May 18, 2012, 12:00 AM
(Four versus Three on the Same Flank: Part 2-Defense)
In the previous article we saw the dangers that the defender faces in these seemingly easy endgames.
If you remember, the main one was that the strong side might create a passed pawn in the center, and then combine threats against the remaining two pawns with the further advance of the passer.
Logically, we come to the most important part for the weaker side- the choice of the correct defensive set up.
1) The Classical Set Up
This is when you place your rook pawn on the fourth (fifth) rank (h4 or h5 if you play as Black), the g-pawn one step behind it for support, and leave the f pawn on the second (seventh) rank.
Thus, you take away the sting of the plan of the creation of a passed pawn from your opponent, as they will have to trade too many pawns in order to achieve a passer. Pawn exchanges are always useful for the defender:
2) Huebner's Set Up
This defensive stand is similar to the Classical one, with the only difference being the more aggressive advance of the f pawn. Please, note though, that it is not always effective. If the king of the strong side is active, the position of the pawn on f4(f5) might in fact be lethal for the defender, as the king can march on the weakened squares to wrap up the game. An active rook which keeps the king busy would help:
Not everything is lost if you cannot advance your corner pawn to the fourth(fifth) rank. It is good enough if you have rook control on that rank, as you might be able to support the advance, or force other trades as in this case:
If the strong side manages to fix your rook pawn on the sixth (third) or seventh (second) rank, the situation becomes extremely complex, but a successful defense is still possible. You will need though some more advanced tips, and they will be the subject of another article. The most important and basic set-ups were given here already, and the main ideas- pawn trades and active rook highlighted.

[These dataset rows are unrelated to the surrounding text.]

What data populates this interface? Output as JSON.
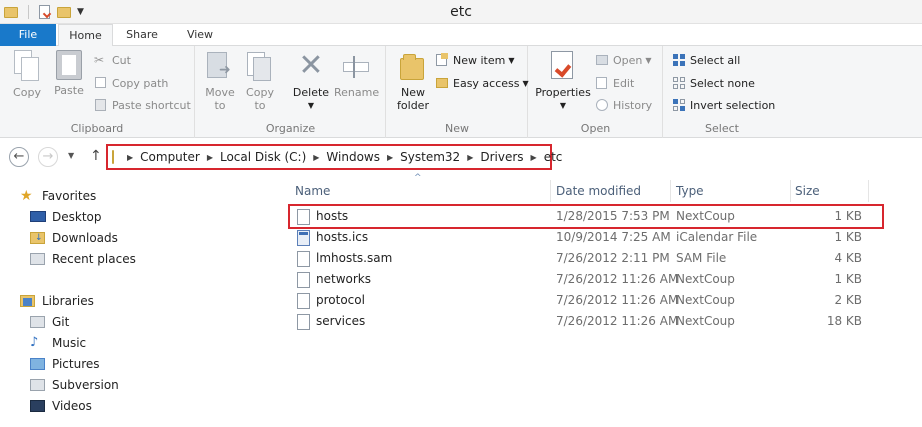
{
  "window": {
    "title": "etc"
  },
  "tabs": {
    "file": "File",
    "home": "Home",
    "share": "Share",
    "view": "View"
  },
  "ribbon": {
    "clipboard": {
      "label": "Clipboard",
      "copy": "Copy",
      "paste": "Paste",
      "cut": "Cut",
      "copy_path": "Copy path",
      "paste_shortcut": "Paste shortcut"
    },
    "organize": {
      "label": "Organize",
      "move_to_1": "Move",
      "move_to_2": "to",
      "copy_to_1": "Copy",
      "copy_to_2": "to",
      "delete": "Delete",
      "rename": "Rename"
    },
    "new": {
      "label": "New",
      "new_folder_1": "New",
      "new_folder_2": "folder",
      "new_item": "New item",
      "easy_access": "Easy access"
    },
    "open": {
      "label": "Open",
      "properties": "Properties",
      "open": "Open",
      "edit": "Edit",
      "history": "History"
    },
    "select": {
      "label": "Select",
      "select_all": "Select all",
      "select_none": "Select none",
      "invert_selection": "Invert selection"
    }
  },
  "address": {
    "crumbs": [
      "Computer",
      "Local Disk (C:)",
      "Windows",
      "System32",
      "Drivers",
      "etc"
    ]
  },
  "navpane": {
    "favorites": {
      "label": "Favorites",
      "items": [
        "Desktop",
        "Downloads",
        "Recent places"
      ]
    },
    "libraries": {
      "label": "Libraries",
      "items": [
        "Git",
        "Music",
        "Pictures",
        "Subversion",
        "Videos"
      ]
    }
  },
  "filelist": {
    "columns": {
      "name": "Name",
      "date": "Date modified",
      "type": "Type",
      "size": "Size"
    },
    "rows": [
      {
        "name": "hosts",
        "date": "1/28/2015 7:53 PM",
        "type": "NextCoup",
        "size": "1 KB",
        "icon": "file-icon"
      },
      {
        "name": "hosts.ics",
        "date": "10/9/2014 7:25 AM",
        "type": "iCalendar File",
        "size": "1 KB",
        "icon": "calendar-file-icon"
      },
      {
        "name": "lmhosts.sam",
        "date": "7/26/2012 2:11 PM",
        "type": "SAM File",
        "size": "4 KB",
        "icon": "file-icon"
      },
      {
        "name": "networks",
        "date": "7/26/2012 11:26 AM",
        "type": "NextCoup",
        "size": "1 KB",
        "icon": "file-icon"
      },
      {
        "name": "protocol",
        "date": "7/26/2012 11:26 AM",
        "type": "NextCoup",
        "size": "2 KB",
        "icon": "file-icon"
      },
      {
        "name": "services",
        "date": "7/26/2012 11:26 AM",
        "type": "NextCoup",
        "size": "18 KB",
        "icon": "file-icon"
      }
    ]
  },
  "colors": {
    "accent": "#1979ca",
    "highlight": "#d7262e",
    "folder": "#e9c46a"
  }
}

3) With Damaged Pawns
I would also like to add, that if the pawn on the g-file has moved to the f-file, and the defender has doubled f-pawns instead of f+g+h, this usually does not change the evaluation of the position as an objective draw. In this case the defender has additional convenient squares for the king on the g-file, and can still trade a lot of pawns to liquidate into a theoretically drawn endgame:
One thing is for certain, even if something goes wrong and you lose a pawn, there are always chances that you liquidate into a defendable rook endgame. These ones are good enough to hold.